Information Governance has slowly but surely demonstrated its importance to organizations. The initial impetus varies, but the end goal is generally accepted among professionals: They want to control data by (1) knowing where it is, (2) controlling who should see it, and (3) knowing when it should go away. Easier said than done, so how should organizations go about this?
Divide and Conquer
Stop trying to make it happen in one fell swoop. We consider “proactive” methodology as the ideal InfoGov strategy; governing data before anything goes wrong to in order to maximize long-term value. However, getting to that stage often needs to be reactive in nature. IG professionals in different divisions need to work within the confines of decisions that have already been made, and build upon that structure. Always understand that full-scale InfoGov is a war won by progress through separate, incremental battles internally.
The EDRM did a good job of “process-izing” a solution to the eDiscovery problem. The new issue is that Information Governance is just one box of that process, without any explanation. A shift in perspective could help – we need to stop aligning IG initiatives for IG’s sake, and start aligning it with existing business initiatives. For example, we get about 15 times as many RFPs for eDiscovery, RIM, Complaince, and Analytics, than we do for pure “Information Governance.” There’s a reason for that. IG is a noble goal in itself, but that’s not really the way most businesses work. It needs to be threaded through other initiatives, and collaboration in organization is the key to success.
Choose Your Battles, Pick Your Targets
Keeping in line with this military theme, any strong InfoGov program is earned by creating allies. Getting the word out among business groups is a good place to start, and following through with those folks on the same page should do wonders. There are undeniable problems with IG: people don’t care; those who do care, don’t know where to start; and all strategies are different. Rounding the troops, then, is all the more important. I spoke with one Director of Information Governance at a Fortune 500 company that was surprised by the buy-in he had from his marketing team, of all people. It really helps to have numbers aligned with you in the organization.

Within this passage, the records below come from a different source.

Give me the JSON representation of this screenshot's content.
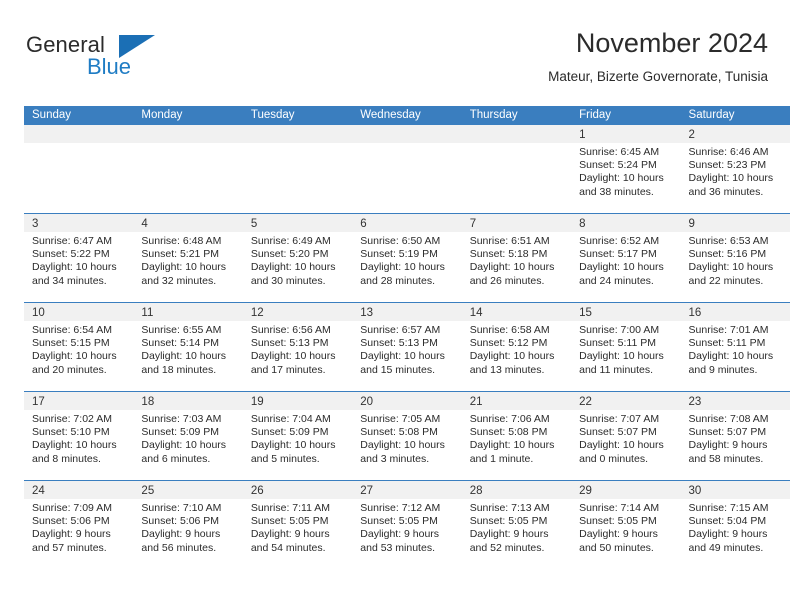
{
  "brand": {
    "name_part1": "General",
    "name_part2": "Blue",
    "triangle_icon": "blue-triangle-icon",
    "colors": {
      "general": "#2b2b2b",
      "blue": "#1f7cc4",
      "triangle": "#1b6fb5"
    }
  },
  "header": {
    "title": "November 2024",
    "subtitle": "Mateur, Bizerte Governorate, Tunisia"
  },
  "calendar": {
    "accent_color": "#3a7ebf",
    "daynum_band_color": "#f1f1f1",
    "weekday_headers": [
      "Sunday",
      "Monday",
      "Tuesday",
      "Wednesday",
      "Thursday",
      "Friday",
      "Saturday"
    ],
    "weeks": [
      [
        {
          "day": "",
          "empty": true,
          "lines": []
        },
        {
          "day": "",
          "empty": true,
          "lines": []
        },
        {
          "day": "",
          "empty": true,
          "lines": []
        },
        {
          "day": "",
          "empty": true,
          "lines": []
        },
        {
          "day": "",
          "empty": true,
          "lines": []
        },
        {
          "day": "1",
          "empty": false,
          "lines": [
            "Sunrise: 6:45 AM",
            "Sunset: 5:24 PM",
            "Daylight: 10 hours",
            "and 38 minutes."
          ]
        },
        {
          "day": "2",
          "empty": false,
          "lines": [
            "Sunrise: 6:46 AM",
            "Sunset: 5:23 PM",
            "Daylight: 10 hours",
            "and 36 minutes."
          ]
        }
      ],
      [
        {
          "day": "3",
          "empty": false,
          "lines": [
            "Sunrise: 6:47 AM",
            "Sunset: 5:22 PM",
            "Daylight: 10 hours",
            "and 34 minutes."
          ]
        },
        {
          "day": "4",
          "empty": false,
          "lines": [
            "Sunrise: 6:48 AM",
            "Sunset: 5:21 PM",
            "Daylight: 10 hours",
            "and 32 minutes."
          ]
        },
        {
          "day": "5",
          "empty": false,
          "lines": [
            "Sunrise: 6:49 AM",
            "Sunset: 5:20 PM",
            "Daylight: 10 hours",
            "and 30 minutes."
          ]
        },
        {
          "day": "6",
          "empty": false,
          "lines": [
            "Sunrise: 6:50 AM",
            "Sunset: 5:19 PM",
            "Daylight: 10 hours",
            "and 28 minutes."
          ]
        },
        {
          "day": "7",
          "empty": false,
          "lines": [
            "Sunrise: 6:51 AM",
            "Sunset: 5:18 PM",
            "Daylight: 10 hours",
            "and 26 minutes."
          ]
        },
        {
          "day": "8",
          "empty": false,
          "lines": [
            "Sunrise: 6:52 AM",
            "Sunset: 5:17 PM",
            "Daylight: 10 hours",
            "and 24 minutes."
          ]
        },
        {
          "day": "9",
          "empty": false,
          "lines": [
            "Sunrise: 6:53 AM",
            "Sunset: 5:16 PM",
            "Daylight: 10 hours",
            "and 22 minutes."
          ]
        }
      ],
      [
        {
          "day": "10",
          "empty": false,
          "lines": [
            "Sunrise: 6:54 AM",
            "Sunset: 5:15 PM",
            "Daylight: 10 hours",
            "and 20 minutes."
          ]
        },
        {
          "day": "11",
          "empty": false,
          "lines": [
            "Sunrise: 6:55 AM",
            "Sunset: 5:14 PM",
            "Daylight: 10 hours",
            "and 18 minutes."
          ]
        },
        {
          "day": "12",
          "empty": false,
          "lines": [
            "Sunrise: 6:56 AM",
            "Sunset: 5:13 PM",
            "Daylight: 10 hours",
            "and 17 minutes."
          ]
        },
        {
          "day": "13",
          "empty": false,
          "lines": [
            "Sunrise: 6:57 AM",
            "Sunset: 5:13 PM",
            "Daylight: 10 hours",
            "and 15 minutes."
          ]
        },
        {
          "day": "14",
          "empty": false,
          "lines": [
            "Sunrise: 6:58 AM",
            "Sunset: 5:12 PM",
            "Daylight: 10 hours",
            "and 13 minutes."
          ]
        },
        {
          "day": "15",
          "empty": false,
          "lines": [
            "Sunrise: 7:00 AM",
            "Sunset: 5:11 PM",
            "Daylight: 10 hours",
            "and 11 minutes."
          ]
        },
        {
          "day": "16",
          "empty": false,
          "lines": [
            "Sunrise: 7:01 AM",
            "Sunset: 5:11 PM",
            "Daylight: 10 hours",
            "and 9 minutes."
          ]
        }
      ],
      [
        {
          "day": "17",
          "empty": false,
          "lines": [
            "Sunrise: 7:02 AM",
            "Sunset: 5:10 PM",
            "Daylight: 10 hours",
            "and 8 minutes."
          ]
        },
        {
          "day": "18",
          "empty": false,
          "lines": [
            "Sunrise: 7:03 AM",
            "Sunset: 5:09 PM",
            "Daylight: 10 hours",
            "and 6 minutes."
          ]
        },
        {
          "day": "19",
          "empty": false,
          "lines": [
            "Sunrise: 7:04 AM",
            "Sunset: 5:09 PM",
            "Daylight: 10 hours",
            "and 5 minutes."
          ]
        },
        {
          "day": "20",
          "empty": false,
          "lines": [
            "Sunrise: 7:05 AM",
            "Sunset: 5:08 PM",
            "Daylight: 10 hours",
            "and 3 minutes."
          ]
        },
        {
          "day": "21",
          "empty": false,
          "lines": [
            "Sunrise: 7:06 AM",
            "Sunset: 5:08 PM",
            "Daylight: 10 hours",
            "and 1 minute."
          ]
        },
        {
          "day": "22",
          "empty": false,
          "lines": [
            "Sunrise: 7:07 AM",
            "Sunset: 5:07 PM",
            "Daylight: 10 hours",
            "and 0 minutes."
          ]
        },
        {
          "day": "23",
          "empty": false,
          "lines": [
            "Sunrise: 7:08 AM",
            "Sunset: 5:07 PM",
            "Daylight: 9 hours",
            "and 58 minutes."
          ]
        }
      ],
      [
        {
          "day": "24",
          "empty": false,
          "lines": [
            "Sunrise: 7:09 AM",
            "Sunset: 5:06 PM",
            "Daylight: 9 hours",
            "and 57 minutes."
          ]
        },
        {
          "day": "25",
          "empty": false,
          "lines": [
            "Sunrise: 7:10 AM",
            "Sunset: 5:06 PM",
            "Daylight: 9 hours",
            "and 56 minutes."
          ]
        },
        {
          "day": "26",
          "empty": false,
          "lines": [
            "Sunrise: 7:11 AM",
            "Sunset: 5:05 PM",
            "Daylight: 9 hours",
            "and 54 minutes."
          ]
        },
        {
          "day": "27",
          "empty": false,
          "lines": [
            "Sunrise: 7:12 AM",
            "Sunset: 5:05 PM",
            "Daylight: 9 hours",
            "and 53 minutes."
          ]
        },
        {
          "day": "28",
          "empty": false,
          "lines": [
            "Sunrise: 7:13 AM",
            "Sunset: 5:05 PM",
            "Daylight: 9 hours",
            "and 52 minutes."
          ]
        },
        {
          "day": "29",
          "empty": false,
          "lines": [
            "Sunrise: 7:14 AM",
            "Sunset: 5:05 PM",
            "Daylight: 9 hours",
            "and 50 minutes."
          ]
        },
        {
          "day": "30",
          "empty": false,
          "lines": [
            "Sunrise: 7:15 AM",
            "Sunset: 5:04 PM",
            "Daylight: 9 hours",
            "and 49 minutes."
          ]
        }
      ]
    ]
  }
}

My first suggestion for a targeted ally is the cyber security group. One of the biggest risks to data breaches is an overflow of content, making it hard to control as a means of the first step for true management. Even with this known issue, it’s still underestimated. Analysts have consistently predicted 11% growth of data within organizations year-by-year. We’ve seen that number to be as high as 34%, and average about 24% across organizations. That should raise some eyebrows in the Security group. Going off simply existing examples, anyone with a combination of technical and legal background is probably a good start.
I’m friends with an Insurance Salesman in the Bay Area. He’s constantly using earthquakes throughout the state and country as a reminder for the quake of ’89 and as a warning about the impending Big One. Often times, his potential customers feel the need to remind him that he makes money off of insurance. His response? That doesn’t negate the fact that you’d need protection in the case of an earthquake.
The same thing goes for InfoGov. Headlines are full of data breaches and massive legal costs which could have been avoided with the proper IG program. At those organizations, it results in immediate remediation projects, and it causes ripple effects for their peers – consultants, audits, etc. which yield even more projects. Don’t be bashful about the warnings. It could happen to you!
Men Lie, Women Lie, Numbers Don’t
Do your best to develop and know your ROI. Be open to the idea of Quantified Information Governance: the application of smart technology and evidence-based practices to the governance of information. Defining essential facts, and ensuring that your organization has those facts about your information and your operating environment are crucial.
Allow your decision-making to be data-driven, instead of guessing what (or where) something is. Information governance decisions are fundamentally business decisions, so don’t let legal drive everything. No legal obligation in the world requires companies to hold onto data when they don’t know what’s in there.